My attention turned to getting healthy and addressing my underlying disease, amyloidosis. I knew I would probably need to wait 3 months before beginning any treatment such as chemotherapy. I Saw Dr Schrier at Stanford University, an expert in amyloidosis, in late September and began Revlimid 10 mg a day and Decadron 40 mg a week beginning the first week of October. Revlimid is difficult to get because of the birth defects that it can cause, and very expensive. It is taken for 21 days with one week off. My kappa light chains prior to starting Revlimid were around 40, (normal is less that 19). After one week on Revlimid, (and the 3rd day after Decadron) I began to feel very week and dizzy. This continued for 4 days. October 14 I had a biopsy that showed moderate rejection, even in the face of supra-therapeutic levels of cyclosporine. I was therefore changed to Prograf and started on high-dose prednisone 100 mg a day. Another biopsy was performed a week later, it was worse, but still 2A/3R (range NED, 1A, 2A and 3A). This concerned my doctors greatly. After much discussion it was determined that either the anti-rejection drugs were being blocked in their efficacy, the levels were erroneous, I had an occult infection or the Revlimid was somehow involved, the latter proved to be the most cogent theory. It turns out that Revlimid might cause T-cell activation. I stopped the Revlimid on Day 19 and started Solumedrol 1000 mg IV on September 23th, one day after my Decadron dose and two days prior to my daughter’s wedding, which I refused to miss.

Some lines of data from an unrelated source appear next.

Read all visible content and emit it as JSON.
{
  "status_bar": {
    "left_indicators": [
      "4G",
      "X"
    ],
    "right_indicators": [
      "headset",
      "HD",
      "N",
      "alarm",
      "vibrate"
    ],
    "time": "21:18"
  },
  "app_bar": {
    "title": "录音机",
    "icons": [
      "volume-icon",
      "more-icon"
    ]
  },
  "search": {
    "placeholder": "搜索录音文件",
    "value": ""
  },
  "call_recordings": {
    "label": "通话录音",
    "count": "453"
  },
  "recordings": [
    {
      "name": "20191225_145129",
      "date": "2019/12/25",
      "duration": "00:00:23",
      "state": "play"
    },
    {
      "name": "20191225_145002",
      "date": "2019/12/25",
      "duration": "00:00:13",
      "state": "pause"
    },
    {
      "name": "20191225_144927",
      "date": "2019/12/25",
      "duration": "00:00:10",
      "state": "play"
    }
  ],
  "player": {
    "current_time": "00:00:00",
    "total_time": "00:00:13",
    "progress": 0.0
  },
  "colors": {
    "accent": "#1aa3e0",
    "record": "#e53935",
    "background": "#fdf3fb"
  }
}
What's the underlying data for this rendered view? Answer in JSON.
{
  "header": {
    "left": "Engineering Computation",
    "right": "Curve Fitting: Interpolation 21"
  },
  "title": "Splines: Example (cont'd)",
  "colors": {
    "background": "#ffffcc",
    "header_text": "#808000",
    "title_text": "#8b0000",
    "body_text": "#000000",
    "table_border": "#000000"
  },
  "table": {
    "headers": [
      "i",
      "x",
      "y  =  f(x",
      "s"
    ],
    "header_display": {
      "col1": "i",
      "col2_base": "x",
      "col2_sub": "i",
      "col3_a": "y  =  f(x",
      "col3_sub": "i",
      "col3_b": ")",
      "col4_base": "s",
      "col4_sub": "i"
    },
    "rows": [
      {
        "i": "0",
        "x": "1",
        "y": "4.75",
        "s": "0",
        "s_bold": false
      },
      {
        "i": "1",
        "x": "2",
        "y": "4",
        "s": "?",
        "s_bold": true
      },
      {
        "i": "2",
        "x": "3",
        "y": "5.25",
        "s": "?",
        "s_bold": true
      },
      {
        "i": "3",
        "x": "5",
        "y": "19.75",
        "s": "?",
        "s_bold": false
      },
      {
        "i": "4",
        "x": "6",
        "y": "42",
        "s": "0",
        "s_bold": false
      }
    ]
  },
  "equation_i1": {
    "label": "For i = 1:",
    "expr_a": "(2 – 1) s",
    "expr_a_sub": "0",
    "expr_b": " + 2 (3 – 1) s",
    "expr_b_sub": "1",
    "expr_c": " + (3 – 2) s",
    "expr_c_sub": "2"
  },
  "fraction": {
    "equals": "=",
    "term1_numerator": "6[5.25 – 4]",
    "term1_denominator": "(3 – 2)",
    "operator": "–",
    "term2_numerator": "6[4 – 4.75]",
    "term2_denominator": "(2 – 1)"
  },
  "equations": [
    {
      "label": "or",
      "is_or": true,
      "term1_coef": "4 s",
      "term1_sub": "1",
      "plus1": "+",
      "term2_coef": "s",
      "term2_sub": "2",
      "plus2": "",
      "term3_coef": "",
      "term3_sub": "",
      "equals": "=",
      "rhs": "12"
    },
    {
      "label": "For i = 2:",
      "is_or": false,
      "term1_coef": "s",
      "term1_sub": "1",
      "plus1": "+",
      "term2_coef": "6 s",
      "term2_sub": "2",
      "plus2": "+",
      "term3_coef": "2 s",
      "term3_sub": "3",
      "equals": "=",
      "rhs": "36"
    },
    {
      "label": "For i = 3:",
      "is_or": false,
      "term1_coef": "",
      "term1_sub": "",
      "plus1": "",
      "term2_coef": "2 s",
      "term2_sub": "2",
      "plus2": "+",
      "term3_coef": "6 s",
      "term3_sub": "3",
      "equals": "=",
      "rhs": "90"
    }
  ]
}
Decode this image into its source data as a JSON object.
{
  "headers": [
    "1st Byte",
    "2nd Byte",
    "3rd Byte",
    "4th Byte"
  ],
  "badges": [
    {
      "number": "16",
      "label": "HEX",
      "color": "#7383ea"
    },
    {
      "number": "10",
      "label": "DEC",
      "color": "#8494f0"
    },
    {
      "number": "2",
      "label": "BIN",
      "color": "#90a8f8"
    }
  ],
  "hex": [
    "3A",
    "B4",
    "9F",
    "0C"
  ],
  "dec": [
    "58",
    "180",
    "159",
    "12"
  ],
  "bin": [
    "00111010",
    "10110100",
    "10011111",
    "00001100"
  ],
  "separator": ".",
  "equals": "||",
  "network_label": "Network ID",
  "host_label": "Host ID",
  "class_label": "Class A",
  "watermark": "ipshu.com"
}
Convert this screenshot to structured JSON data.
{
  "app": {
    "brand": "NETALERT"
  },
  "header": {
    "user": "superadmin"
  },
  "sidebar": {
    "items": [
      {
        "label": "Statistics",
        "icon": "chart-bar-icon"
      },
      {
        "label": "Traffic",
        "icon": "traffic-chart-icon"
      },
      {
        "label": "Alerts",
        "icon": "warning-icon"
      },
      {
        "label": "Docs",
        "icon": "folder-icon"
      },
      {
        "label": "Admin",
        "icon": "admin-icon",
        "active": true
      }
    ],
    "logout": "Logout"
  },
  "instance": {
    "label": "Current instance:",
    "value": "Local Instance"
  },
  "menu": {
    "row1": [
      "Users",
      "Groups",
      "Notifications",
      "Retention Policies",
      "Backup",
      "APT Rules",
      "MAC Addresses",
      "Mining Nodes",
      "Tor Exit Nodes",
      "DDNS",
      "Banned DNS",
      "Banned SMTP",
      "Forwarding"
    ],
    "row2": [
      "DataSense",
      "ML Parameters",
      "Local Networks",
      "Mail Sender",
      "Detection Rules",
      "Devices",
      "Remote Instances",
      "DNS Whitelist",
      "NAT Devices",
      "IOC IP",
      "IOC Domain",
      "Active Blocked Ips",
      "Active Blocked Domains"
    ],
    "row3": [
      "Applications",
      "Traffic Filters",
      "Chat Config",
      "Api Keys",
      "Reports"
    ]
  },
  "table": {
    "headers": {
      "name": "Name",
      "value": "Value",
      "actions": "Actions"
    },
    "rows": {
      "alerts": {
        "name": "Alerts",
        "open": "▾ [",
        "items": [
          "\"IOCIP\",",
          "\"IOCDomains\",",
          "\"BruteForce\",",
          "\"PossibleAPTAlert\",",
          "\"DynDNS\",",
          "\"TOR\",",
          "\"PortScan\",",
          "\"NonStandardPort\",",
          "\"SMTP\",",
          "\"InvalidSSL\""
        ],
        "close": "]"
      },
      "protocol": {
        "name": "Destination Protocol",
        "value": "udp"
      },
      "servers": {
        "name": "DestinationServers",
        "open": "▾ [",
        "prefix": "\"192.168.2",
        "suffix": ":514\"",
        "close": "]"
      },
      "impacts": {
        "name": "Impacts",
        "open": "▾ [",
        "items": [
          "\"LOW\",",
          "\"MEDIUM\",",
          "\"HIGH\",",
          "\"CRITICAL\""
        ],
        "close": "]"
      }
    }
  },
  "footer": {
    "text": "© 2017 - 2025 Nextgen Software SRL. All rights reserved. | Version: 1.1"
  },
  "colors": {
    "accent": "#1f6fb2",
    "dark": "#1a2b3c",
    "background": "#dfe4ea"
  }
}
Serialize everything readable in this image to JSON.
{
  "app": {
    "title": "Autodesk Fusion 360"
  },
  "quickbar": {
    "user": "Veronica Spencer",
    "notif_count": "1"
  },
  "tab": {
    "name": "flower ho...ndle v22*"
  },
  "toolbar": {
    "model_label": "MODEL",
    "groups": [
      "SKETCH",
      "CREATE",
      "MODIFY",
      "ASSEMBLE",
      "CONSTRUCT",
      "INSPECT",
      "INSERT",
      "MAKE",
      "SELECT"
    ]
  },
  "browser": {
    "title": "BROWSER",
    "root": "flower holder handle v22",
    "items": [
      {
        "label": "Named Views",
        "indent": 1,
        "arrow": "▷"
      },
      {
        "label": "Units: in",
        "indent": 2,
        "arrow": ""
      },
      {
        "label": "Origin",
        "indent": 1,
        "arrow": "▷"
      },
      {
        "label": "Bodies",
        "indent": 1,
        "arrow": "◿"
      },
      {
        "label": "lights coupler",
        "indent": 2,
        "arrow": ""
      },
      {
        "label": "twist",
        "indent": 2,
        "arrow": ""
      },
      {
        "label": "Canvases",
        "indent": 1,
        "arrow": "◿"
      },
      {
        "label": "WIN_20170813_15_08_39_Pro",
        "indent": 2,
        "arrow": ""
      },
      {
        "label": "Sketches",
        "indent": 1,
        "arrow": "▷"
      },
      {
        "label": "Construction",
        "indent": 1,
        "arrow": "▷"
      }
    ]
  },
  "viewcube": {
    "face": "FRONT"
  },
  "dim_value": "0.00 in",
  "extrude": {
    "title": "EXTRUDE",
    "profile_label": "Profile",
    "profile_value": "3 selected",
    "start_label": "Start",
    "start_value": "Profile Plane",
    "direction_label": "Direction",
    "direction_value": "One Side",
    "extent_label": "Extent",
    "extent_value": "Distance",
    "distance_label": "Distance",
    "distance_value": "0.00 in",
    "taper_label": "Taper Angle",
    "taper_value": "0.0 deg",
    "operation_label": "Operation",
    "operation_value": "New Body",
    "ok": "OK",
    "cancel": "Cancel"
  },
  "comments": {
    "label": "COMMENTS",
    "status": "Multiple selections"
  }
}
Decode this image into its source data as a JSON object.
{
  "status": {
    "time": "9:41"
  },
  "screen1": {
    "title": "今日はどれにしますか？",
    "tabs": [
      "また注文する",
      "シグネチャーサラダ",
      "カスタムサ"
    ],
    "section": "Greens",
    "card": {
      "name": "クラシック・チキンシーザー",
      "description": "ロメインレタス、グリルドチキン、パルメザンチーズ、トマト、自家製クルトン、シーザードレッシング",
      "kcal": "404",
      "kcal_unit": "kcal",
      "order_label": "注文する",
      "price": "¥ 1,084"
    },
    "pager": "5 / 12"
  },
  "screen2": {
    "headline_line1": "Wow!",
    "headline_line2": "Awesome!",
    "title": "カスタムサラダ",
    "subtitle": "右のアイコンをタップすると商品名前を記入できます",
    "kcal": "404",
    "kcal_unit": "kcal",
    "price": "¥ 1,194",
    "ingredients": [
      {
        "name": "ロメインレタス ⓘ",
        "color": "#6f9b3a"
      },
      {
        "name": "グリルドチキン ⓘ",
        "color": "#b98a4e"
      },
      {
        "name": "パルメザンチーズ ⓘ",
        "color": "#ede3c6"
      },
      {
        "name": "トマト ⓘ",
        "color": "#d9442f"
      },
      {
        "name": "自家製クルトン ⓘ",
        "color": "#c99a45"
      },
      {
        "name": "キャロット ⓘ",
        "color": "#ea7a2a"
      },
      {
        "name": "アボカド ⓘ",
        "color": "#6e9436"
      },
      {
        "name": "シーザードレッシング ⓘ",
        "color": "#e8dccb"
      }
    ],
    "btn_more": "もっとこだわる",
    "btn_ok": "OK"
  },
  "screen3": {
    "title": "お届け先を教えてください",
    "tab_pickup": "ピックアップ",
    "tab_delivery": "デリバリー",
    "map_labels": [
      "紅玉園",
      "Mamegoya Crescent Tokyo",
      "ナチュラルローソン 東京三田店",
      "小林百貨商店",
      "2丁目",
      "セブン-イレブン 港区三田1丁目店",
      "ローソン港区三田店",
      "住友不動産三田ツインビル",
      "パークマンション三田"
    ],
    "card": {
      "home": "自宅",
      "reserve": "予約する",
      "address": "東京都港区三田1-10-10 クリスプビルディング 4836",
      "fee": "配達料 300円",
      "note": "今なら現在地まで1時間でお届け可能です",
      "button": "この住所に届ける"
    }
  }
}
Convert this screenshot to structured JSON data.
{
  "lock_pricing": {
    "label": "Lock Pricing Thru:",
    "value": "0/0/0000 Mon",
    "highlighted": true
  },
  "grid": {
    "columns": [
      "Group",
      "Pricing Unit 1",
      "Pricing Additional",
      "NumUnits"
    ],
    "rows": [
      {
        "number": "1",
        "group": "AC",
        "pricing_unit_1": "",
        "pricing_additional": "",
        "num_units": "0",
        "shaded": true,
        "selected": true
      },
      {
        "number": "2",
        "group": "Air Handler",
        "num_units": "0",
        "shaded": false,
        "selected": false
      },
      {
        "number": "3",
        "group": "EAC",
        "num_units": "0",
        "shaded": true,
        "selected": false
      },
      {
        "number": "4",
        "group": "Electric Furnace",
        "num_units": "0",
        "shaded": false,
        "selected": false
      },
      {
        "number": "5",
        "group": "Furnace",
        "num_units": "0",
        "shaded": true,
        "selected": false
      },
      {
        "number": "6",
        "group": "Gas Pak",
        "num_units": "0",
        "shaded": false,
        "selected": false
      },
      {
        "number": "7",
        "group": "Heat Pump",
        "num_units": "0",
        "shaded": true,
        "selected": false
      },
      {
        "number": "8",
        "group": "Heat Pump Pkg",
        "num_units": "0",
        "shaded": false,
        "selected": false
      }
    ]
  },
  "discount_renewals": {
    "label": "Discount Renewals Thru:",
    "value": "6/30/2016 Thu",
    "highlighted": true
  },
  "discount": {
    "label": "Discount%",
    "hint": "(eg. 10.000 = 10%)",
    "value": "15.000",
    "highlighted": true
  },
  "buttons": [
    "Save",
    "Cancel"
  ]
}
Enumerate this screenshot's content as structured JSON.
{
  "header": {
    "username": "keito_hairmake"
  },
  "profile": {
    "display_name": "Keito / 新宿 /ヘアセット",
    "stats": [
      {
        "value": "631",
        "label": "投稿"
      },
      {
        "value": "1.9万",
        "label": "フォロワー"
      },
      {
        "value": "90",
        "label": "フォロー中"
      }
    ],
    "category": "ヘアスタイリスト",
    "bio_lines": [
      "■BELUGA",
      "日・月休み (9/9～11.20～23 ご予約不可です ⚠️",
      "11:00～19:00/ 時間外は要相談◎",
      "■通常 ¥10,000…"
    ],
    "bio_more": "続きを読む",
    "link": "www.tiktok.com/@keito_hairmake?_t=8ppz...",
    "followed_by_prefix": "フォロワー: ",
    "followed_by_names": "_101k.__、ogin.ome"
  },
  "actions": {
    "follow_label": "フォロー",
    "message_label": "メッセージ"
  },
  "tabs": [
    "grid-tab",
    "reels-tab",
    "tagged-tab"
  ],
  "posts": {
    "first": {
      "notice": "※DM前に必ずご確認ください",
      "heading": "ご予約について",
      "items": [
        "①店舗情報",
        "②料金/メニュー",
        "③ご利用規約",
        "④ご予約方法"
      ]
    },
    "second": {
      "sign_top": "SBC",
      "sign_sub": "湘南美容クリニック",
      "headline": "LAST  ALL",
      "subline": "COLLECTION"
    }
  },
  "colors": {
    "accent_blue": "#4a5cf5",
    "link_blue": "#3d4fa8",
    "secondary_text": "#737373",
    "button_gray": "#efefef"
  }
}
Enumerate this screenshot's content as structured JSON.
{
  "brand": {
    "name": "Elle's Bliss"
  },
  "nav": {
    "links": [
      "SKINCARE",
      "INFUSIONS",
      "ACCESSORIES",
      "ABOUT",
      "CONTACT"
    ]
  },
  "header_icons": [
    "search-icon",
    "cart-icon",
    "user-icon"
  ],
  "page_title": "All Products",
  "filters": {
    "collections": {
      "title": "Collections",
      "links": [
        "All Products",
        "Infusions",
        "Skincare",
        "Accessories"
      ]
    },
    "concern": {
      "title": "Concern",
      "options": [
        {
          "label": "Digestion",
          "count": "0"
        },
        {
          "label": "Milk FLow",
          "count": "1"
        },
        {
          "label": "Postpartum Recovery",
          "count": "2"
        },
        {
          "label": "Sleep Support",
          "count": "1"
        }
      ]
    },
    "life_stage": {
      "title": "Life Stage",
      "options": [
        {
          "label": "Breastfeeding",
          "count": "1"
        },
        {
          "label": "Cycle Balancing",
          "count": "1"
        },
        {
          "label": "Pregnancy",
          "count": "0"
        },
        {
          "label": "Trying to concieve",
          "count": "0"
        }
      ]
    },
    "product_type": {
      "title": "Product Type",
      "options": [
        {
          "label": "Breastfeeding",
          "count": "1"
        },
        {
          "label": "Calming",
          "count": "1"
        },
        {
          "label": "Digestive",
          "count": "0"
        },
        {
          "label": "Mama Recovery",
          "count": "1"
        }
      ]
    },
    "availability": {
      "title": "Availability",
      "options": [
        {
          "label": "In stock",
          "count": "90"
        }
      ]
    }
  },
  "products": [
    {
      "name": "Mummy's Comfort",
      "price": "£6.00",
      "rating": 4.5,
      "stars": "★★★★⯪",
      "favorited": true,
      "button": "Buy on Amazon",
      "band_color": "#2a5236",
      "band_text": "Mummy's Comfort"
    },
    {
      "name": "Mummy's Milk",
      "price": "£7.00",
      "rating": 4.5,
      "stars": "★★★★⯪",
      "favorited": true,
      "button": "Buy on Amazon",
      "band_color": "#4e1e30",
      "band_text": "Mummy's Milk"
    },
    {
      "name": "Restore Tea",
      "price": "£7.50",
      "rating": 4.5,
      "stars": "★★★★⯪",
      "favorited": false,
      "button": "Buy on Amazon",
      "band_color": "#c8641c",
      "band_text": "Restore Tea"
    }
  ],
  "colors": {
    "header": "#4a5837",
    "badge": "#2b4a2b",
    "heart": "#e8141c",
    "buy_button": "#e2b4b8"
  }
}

Solumedrol is a nasty drug, by the 3rd day; I could barely get up from a chair. The wedding was beautiful. My daughter was radiant and her joy carried me through the day. We had catered the wedding with magnificent hors d oeuvres, but everything tasted horrible to me, even the water was salty. But my dance with my daughter was spellbinding as I sent her off on her honeymoon and her new life. Then I crashed.
I went home to give myself my last infusion of Solumedrol in the I.V. left in my arm by the infusion center nurse. For the next three days I felt like a zombie, Frankenstein and a statue combined. It took great effort to convince myself to get out of a chair or even to speak. I could not eat. I lost 10 lbs in four days. I knew this was the steroids, but could only wait for them to get out of my system. They did, however, help, and my biopsy on October 28th was improved to 1A. I slowly improved, but the dizziness persisted. The plan was to wait a month for my heart to improve and then to continue the treatment for my amyloidosis, possibly with Velcade. In the meantime, I continue to take 40 mg of Decadron every Wednesday, It doesn’t really treat the amyloidosis, but it may help suppress it. My kappa light chain level did not change significantly after the first cycle, but it often doesn’t. Two weeks later, on November 11th, my re-biopsy of my heart again showed 2A/3R moderate rejection. This was a surprise, as symptomatically, I was feeling quite normal (except for the transient dizziness that I still get when I get up after sitting for more than 30 minutes.) This news was devastating. Normally I can connect a complication or setback to some fixable or temporary change, but this time I couldn’t which for the first time scared me. The effect on Barbie was much worse. She was very scared, then sad. We have been hopeful for so long, this was quite overwhelming. I started back on high dose prednisone and will have a follow-up biopsy tomorrow. I haven’t given up hope. I expect it to be improved. I walk two miles a day, I lift weights, my muscle tone is returning. I continue to do everything in my power to improve, both physically and emotionally. I remain the eternal optimist and will start Velcade when I am told I am ready and am prepared to receive a stem-cell transplant at the appropriate time. I will return to work and continue to care for patients as long as I am able to give back a small portion of the great gift that I have received. And as such, I will be a better doctor for having been such a cared for patient. Words cannot express the gratitude I feel toward my doctors and their staff. But overall, I will be eternally grateful for the love of my supportive family, my God, and above all, my constant companion in this journey, Barbie, my beloved wife.
Chapter 5 – The Future